Reproduce the data exactly; no word may be added or dropped.
--- START ---
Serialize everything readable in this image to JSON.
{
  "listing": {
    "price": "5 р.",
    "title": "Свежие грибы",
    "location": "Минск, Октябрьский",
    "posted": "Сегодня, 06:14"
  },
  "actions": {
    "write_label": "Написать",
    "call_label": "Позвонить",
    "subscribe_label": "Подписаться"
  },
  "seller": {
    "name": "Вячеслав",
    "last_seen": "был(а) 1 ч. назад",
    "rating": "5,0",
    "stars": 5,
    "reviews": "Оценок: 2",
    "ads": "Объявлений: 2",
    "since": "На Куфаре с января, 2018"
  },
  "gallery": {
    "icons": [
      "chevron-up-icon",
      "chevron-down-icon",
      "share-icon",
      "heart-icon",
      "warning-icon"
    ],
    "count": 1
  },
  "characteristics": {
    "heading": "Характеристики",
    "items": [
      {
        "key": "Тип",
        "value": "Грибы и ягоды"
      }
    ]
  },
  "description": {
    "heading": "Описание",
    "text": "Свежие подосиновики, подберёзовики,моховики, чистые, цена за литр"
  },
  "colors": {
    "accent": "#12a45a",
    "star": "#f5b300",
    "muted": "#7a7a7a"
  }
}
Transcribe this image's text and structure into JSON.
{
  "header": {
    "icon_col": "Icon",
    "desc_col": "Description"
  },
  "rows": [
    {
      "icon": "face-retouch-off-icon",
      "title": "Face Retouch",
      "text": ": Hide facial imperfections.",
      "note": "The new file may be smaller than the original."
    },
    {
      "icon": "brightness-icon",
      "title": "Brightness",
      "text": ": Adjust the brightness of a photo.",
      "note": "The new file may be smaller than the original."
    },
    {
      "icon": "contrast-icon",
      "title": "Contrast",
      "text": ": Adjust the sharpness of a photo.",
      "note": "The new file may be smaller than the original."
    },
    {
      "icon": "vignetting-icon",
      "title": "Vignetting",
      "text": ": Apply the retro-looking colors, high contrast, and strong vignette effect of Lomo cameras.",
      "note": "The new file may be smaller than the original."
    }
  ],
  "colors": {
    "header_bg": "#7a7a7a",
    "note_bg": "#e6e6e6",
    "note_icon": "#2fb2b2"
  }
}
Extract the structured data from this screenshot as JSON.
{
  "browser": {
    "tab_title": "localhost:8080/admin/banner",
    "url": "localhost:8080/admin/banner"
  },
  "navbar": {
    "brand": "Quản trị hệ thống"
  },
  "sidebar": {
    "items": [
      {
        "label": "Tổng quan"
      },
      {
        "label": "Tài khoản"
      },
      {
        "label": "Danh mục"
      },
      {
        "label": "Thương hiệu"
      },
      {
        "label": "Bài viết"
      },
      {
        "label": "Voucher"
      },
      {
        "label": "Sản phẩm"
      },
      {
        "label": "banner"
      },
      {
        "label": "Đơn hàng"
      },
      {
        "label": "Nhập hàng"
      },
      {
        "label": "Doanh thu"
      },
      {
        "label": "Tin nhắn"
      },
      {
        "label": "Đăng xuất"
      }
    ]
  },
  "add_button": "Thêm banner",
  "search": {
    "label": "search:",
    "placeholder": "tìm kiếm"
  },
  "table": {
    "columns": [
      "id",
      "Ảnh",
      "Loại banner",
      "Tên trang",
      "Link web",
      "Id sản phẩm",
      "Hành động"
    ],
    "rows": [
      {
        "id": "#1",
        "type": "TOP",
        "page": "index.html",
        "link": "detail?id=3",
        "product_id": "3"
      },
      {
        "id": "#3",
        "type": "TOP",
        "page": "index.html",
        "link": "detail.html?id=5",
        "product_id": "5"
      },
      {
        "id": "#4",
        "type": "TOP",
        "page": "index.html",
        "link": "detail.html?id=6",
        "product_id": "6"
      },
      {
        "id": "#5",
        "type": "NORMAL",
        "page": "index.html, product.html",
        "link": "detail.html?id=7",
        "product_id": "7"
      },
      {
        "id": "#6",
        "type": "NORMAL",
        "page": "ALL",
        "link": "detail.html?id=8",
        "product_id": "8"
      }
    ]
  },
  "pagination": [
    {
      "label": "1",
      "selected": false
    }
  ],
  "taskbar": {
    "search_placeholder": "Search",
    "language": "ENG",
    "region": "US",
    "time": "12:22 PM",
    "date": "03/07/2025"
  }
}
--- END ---
Result of this exercise |
Serialize everything readable in this image to JSON.
{
  "listing": {
    "price": "5 р.",
    "title": "Свежие грибы",
    "location": "Минск, Октябрьский",
    "posted": "Сегодня, 06:14"
  },
  "actions": {
    "write_label": "Написать",
    "call_label": "Позвонить",
    "subscribe_label": "Подписаться"
  },
  "seller": {
    "name": "Вячеслав",
    "last_seen": "был(а) 1 ч. назад",
    "rating": "5,0",
    "stars": 5,
    "reviews": "Оценок: 2",
    "ads": "Объявлений: 2",
    "since": "На Куфаре с января, 2018"
  },
  "gallery": {
    "icons": [
      "chevron-up-icon",
      "chevron-down-icon",
      "share-icon",
      "heart-icon",
      "warning-icon"
    ],
    "count": 1
  },
  "characteristics": {
    "heading": "Характеристики",
    "items": [
      {
        "key": "Тип",
        "value": "Грибы и ягоды"
      }
    ]
  },
  "description": {
    "heading": "Описание",
    "text": "Свежие подосиновики, подберёзовики,моховики, чистые, цена за литр"
  },
  "colors": {
    "accent": "#12a45a",
    "star": "#f5b300",
    "muted": "#7a7a7a"
  }
}
Transcribe this image's text and structure into JSON.
{
  "header": {
    "icon_col": "Icon",
    "desc_col": "Description"
  },
  "rows": [
    {
      "icon": "face-retouch-off-icon",
      "title": "Face Retouch",
      "text": ": Hide facial imperfections.",
      "note": "The new file may be smaller than the original."
    },
    {
      "icon": "brightness-icon",
      "title": "Brightness",
      "text": ": Adjust the brightness of a photo.",
      "note": "The new file may be smaller than the original."
    },
    {
      "icon": "contrast-icon",
      "title": "Contrast",
      "text": ": Adjust the sharpness of a photo.",
      "note": "The new file may be smaller than the original."
    },
    {
      "icon": "vignetting-icon",
      "title": "Vignetting",
      "text": ": Apply the retro-looking colors, high contrast, and strong vignette effect of Lomo cameras.",
      "note": "The new file may be smaller than the original."
    }
  ],
  "colors": {
    "header_bg": "#7a7a7a",
    "note_bg": "#e6e6e6",
    "note_icon": "#2fb2b2"
  }
}
Extract the structured data from this screenshot as JSON.
{
  "browser": {
    "tab_title": "localhost:8080/admin/banner",
    "url": "localhost:8080/admin/banner"
  },
  "navbar": {
    "brand": "Quản trị hệ thống"
  },
  "sidebar": {
    "items": [
      {
        "label": "Tổng quan"
      },
      {
        "label": "Tài khoản"
      },
      {
        "label": "Danh mục"
      },
      {
        "label": "Thương hiệu"
      },
      {
        "label": "Bài viết"
      },
      {
        "label": "Voucher"
      },
      {
        "label": "Sản phẩm"
      },
      {
        "label": "banner"
      },
      {
        "label": "Đơn hàng"
      },
      {
        "label": "Nhập hàng"
      },
      {
        "label": "Doanh thu"
      },
      {
        "label": "Tin nhắn"
      },
      {
        "label": "Đăng xuất"
      }
    ]
  },
  "add_button": "Thêm banner",
  "search": {
    "label": "search:",
    "placeholder": "tìm kiếm"
  },
  "table": {
    "columns": [
      "id",
      "Ảnh",
      "Loại banner",
      "Tên trang",
      "Link web",
      "Id sản phẩm",
      "Hành động"
    ],
    "rows": [
      {
        "id": "#1",
        "type": "TOP",
        "page": "index.html",
        "link": "detail?id=3",
        "product_id": "3"
      },
      {
        "id": "#3",
        "type": "TOP",
        "page": "index.html",
        "link": "detail.html?id=5",
        "product_id": "5"
      },
      {
        "id": "#4",
        "type": "TOP",
        "page": "index.html",
        "link": "detail.html?id=6",
        "product_id": "6"
      },
      {
        "id": "#5",
        "type": "NORMAL",
        "page": "index.html, product.html",
        "link": "detail.html?id=7",
        "product_id": "7"
      },
      {
        "id": "#6",
        "type": "NORMAL",
        "page": "ALL",
        "link": "detail.html?id=8",
        "product_id": "8"
      }
    ]
  },
  "pagination": [
    {
      "label": "1",
      "selected": false
    }
  ],
  "taskbar": {
    "search_placeholder": "Search",
    "language": "ENG",
    "region": "US",
    "time": "12:22 PM",
    "date": "03/07/2025"
  }
}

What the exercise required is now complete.